WORK TO COMPLETE:
Without omitting anything, copy every entry word for word.
____
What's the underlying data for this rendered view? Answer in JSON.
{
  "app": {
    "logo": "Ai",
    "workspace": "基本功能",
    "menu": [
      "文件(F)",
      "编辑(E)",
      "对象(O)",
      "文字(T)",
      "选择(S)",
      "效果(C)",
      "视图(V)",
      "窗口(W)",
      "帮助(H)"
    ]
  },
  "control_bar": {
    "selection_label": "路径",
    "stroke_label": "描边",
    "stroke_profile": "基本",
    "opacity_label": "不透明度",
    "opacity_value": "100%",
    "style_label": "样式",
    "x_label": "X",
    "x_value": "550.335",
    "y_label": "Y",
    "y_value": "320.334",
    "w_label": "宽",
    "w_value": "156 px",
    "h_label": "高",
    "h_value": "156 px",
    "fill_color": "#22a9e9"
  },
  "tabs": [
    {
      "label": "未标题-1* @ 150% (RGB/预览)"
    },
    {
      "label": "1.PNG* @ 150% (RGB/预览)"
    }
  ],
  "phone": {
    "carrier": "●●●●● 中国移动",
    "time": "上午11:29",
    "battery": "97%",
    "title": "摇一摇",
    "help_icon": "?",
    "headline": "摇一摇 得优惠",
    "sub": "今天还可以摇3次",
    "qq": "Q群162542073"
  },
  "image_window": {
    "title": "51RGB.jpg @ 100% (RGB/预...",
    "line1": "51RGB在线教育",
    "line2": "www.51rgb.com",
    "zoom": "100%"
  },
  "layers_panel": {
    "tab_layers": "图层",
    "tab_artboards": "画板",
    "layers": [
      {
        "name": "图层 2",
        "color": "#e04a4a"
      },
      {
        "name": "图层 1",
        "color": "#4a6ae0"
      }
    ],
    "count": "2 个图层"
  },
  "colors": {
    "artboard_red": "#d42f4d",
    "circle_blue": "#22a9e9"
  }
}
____
WRITTEN ANSWER:
What's the underlying data for this rendered view? Answer in JSON.
{
  "app": {
    "logo": "Ai",
    "workspace": "基本功能",
    "menu": [
      "文件(F)",
      "编辑(E)",
      "对象(O)",
      "文字(T)",
      "选择(S)",
      "效果(C)",
      "视图(V)",
      "窗口(W)",
      "帮助(H)"
    ]
  },
  "control_bar": {
    "selection_label": "路径",
    "stroke_label": "描边",
    "stroke_profile": "基本",
    "opacity_label": "不透明度",
    "opacity_value": "100%",
    "style_label": "样式",
    "x_label": "X",
    "x_value": "550.335",
    "y_label": "Y",
    "y_value": "320.334",
    "w_label": "宽",
    "w_value": "156 px",
    "h_label": "高",
    "h_value": "156 px",
    "fill_color": "#22a9e9"
  },
  "tabs": [
    {
      "label": "未标题-1* @ 150% (RGB/预览)"
    },
    {
      "label": "1.PNG* @ 150% (RGB/预览)"
    }
  ],
  "phone": {
    "carrier": "●●●●● 中国移动",
    "time": "上午11:29",
    "battery": "97%",
    "title": "摇一摇",
    "help_icon": "?",
    "headline": "摇一摇 得优惠",
    "sub": "今天还可以摇3次",
    "qq": "Q群162542073"
  },
  "image_window": {
    "title": "51RGB.jpg @ 100% (RGB/预...",
    "line1": "51RGB在线教育",
    "line2": "www.51rgb.com",
    "zoom": "100%"
  },
  "layers_panel": {
    "tab_layers": "图层",
    "tab_artboards": "画板",
    "layers": [
      {
        "name": "图层 2",
        "color": "#e04a4a"
      },
      {
        "name": "图层 1",
        "color": "#4a6ae0"
      }
    ],
    "count": "2 个图层"
  },
  "colors": {
    "artboard_red": "#d42f4d",
    "circle_blue": "#22a9e9"
  }
}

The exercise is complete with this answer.